5. Make sure the cloud provider is keeping activity logs to have a record of who is accessing the ePHI and what is being done with it during each session. This is fundamental for both healthcare institutions and their cloud partners to spot suspicious activity or if an audit is needed. Any cloud platform that works with the healthcare industry should have no problem keeping tabs on the data access through logs. 


Regular checkups
Even with a trusted cloud partner in hand and the required safety measures in place, your healthcare organization still may not be completely HIPAA compliant. That’s because you need to make sure that both you and the cloud provider are actively remaining in compliance with regular checkups and routine monitoring. If not, your organization could face tens of thousands of dollars in fines if you’re found to be in violation of HIPAA. 

For starters, healthcare organizations need to request their cloud provider notify them anytime there is a data breach or security threat. This is important because, in the case of a hack, your organization is responsible for reporting it to the Department of Health, per HIPAA’s Breach Notification Rule. And unfortunately, the reality is that these hacks are becoming more common as more medical professionals adopt cloud solutions. In 2020, there were more than 640 large data breaches of the healthcare industry, up considerably from the year prior.

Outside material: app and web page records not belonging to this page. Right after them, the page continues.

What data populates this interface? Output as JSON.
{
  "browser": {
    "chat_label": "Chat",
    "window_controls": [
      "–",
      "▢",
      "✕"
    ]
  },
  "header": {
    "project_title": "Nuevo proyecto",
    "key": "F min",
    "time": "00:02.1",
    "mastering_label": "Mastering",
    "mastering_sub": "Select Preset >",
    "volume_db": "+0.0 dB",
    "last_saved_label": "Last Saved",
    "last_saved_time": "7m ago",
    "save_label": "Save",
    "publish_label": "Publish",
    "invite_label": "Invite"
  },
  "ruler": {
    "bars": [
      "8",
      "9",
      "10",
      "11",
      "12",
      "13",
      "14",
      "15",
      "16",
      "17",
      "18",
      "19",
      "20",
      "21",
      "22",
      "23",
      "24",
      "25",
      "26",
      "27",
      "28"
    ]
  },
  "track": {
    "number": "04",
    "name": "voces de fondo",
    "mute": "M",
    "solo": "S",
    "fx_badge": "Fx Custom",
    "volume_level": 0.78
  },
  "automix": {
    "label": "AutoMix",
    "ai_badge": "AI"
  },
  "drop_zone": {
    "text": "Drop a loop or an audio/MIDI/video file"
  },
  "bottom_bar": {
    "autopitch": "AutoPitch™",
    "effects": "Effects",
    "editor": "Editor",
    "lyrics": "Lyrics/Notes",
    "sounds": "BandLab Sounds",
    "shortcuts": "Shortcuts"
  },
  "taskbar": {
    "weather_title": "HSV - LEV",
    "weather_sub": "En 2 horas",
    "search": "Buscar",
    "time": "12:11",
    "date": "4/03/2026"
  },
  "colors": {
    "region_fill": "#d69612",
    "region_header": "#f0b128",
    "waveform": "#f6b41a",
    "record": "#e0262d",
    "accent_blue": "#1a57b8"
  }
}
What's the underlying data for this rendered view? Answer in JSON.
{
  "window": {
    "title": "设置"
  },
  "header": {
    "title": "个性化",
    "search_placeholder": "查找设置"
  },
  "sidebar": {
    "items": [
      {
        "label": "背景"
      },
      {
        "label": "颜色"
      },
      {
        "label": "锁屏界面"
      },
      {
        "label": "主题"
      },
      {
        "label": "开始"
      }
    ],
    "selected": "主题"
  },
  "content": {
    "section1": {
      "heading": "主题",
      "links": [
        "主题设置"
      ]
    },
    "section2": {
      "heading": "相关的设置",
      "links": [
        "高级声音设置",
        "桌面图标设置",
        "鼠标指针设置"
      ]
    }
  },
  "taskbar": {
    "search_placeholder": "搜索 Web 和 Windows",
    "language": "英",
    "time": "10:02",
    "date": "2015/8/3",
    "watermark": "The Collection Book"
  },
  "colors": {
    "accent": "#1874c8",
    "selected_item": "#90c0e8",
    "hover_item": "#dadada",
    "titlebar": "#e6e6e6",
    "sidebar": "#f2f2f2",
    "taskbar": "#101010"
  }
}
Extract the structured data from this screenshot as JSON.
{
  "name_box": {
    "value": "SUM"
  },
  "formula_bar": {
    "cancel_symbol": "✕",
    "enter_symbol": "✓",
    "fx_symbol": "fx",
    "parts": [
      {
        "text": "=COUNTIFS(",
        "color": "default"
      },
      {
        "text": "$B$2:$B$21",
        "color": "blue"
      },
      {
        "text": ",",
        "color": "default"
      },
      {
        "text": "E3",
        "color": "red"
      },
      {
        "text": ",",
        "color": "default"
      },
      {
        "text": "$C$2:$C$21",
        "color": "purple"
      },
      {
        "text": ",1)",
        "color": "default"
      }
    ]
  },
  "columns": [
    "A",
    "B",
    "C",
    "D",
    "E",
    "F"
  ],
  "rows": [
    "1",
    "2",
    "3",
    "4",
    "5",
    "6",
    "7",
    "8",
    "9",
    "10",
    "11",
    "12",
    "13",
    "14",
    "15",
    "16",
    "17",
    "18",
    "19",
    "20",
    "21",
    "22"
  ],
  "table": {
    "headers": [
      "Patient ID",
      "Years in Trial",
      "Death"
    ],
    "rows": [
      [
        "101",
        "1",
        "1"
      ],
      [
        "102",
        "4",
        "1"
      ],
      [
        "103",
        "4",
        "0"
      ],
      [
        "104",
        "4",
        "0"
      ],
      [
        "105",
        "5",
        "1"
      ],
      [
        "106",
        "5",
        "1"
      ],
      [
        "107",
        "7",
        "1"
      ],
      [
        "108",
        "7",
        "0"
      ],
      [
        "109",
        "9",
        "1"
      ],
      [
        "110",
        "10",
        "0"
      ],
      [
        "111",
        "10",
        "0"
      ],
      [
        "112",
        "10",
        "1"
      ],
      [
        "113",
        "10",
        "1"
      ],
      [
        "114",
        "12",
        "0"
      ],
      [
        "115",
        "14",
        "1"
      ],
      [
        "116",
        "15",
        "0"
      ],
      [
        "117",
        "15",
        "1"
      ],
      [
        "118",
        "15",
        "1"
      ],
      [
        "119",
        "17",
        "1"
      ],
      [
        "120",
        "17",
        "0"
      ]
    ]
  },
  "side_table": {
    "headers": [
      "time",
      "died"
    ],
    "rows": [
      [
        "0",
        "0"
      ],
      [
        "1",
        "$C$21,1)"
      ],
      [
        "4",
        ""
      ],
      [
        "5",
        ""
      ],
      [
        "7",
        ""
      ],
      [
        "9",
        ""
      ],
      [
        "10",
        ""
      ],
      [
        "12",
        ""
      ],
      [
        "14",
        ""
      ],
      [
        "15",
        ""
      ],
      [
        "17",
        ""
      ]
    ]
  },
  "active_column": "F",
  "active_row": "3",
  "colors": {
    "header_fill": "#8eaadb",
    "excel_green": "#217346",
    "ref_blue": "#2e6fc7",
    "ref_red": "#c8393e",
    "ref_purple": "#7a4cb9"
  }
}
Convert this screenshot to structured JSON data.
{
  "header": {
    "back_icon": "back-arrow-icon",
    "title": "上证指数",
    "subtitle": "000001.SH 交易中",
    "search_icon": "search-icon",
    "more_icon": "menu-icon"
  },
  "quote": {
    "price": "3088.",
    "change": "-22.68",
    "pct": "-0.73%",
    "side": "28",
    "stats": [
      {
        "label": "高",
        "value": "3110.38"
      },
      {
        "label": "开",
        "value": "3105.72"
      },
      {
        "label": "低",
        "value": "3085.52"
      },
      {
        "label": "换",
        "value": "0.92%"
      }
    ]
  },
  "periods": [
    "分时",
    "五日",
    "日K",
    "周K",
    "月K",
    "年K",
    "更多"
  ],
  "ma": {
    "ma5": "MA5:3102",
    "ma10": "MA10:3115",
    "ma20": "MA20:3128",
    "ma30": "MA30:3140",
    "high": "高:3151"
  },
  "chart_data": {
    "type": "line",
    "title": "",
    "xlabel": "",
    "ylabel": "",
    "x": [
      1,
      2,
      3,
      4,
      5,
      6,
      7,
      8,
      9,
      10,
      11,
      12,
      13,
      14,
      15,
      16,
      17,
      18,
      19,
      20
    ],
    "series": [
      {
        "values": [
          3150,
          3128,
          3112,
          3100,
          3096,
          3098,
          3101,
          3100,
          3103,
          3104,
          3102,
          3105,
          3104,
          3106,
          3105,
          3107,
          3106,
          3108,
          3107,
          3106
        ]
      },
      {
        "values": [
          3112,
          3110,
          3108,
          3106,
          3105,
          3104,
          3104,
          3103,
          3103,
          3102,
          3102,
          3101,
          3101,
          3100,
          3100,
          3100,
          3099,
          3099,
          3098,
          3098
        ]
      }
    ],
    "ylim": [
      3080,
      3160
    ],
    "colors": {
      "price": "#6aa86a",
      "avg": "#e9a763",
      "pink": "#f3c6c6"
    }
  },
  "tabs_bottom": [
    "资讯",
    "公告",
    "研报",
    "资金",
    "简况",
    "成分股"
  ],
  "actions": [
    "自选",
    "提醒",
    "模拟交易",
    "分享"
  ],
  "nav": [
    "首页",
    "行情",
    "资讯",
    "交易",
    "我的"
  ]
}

You and your cloud partner must also conduct regular risk assessments, as required by HIPAA’s Security Rule. The idea here is that you’ll notice any cybersecurity vulnerabilities before disaster strikes and be able to outline a bulletproof cybersecurity framework that mitigates threats. A good cloud partner will understand exactly where a hacking threat could come from and patch up any holes before patient ePHI is compromised. 

Constant account monitoring is another required step on the maintenance end of things. As mentioned above, you’ll need to work with your cloud provider to keep logs of access records to be on the lookout for suspicious behavior.  There are plenty of cloud platforms on the market that can help medical professionals keep detailed track records of the changes made to data uploads. Otherwise, if you don’t know who is looking at the ePHI on the cloud or what they’ve done to it, you could be in trouble.

And lastly, healthcare organizations should train their staff on how to spot possibly malicious activity or data breaches. There’s no doubt that the medical staff at your workplace is extremely busy, but this is an issue that requires all hands on deck to ensure the ePHI remains protected and in accordance with HIPAA. You can conduct regular training or educational sessions to give your team an idea of what they should be looking out for.

Just because cloud platforms are becoming more popular in the healthcare industry, it does not always mean that these organizations are leveraging the big data and cloud solutions correctly. In order to best protect your patients and your organization on the cloud, it is critical to building a working relationship with a cloud provider around HIPAA’s requirements.

Written by Frank Smith, CISSP, Security & Consulting at Ntiva, an MSP providing Healthcare IT services, cybersecurity services and IT consulting for today’s technology-dependent businesses.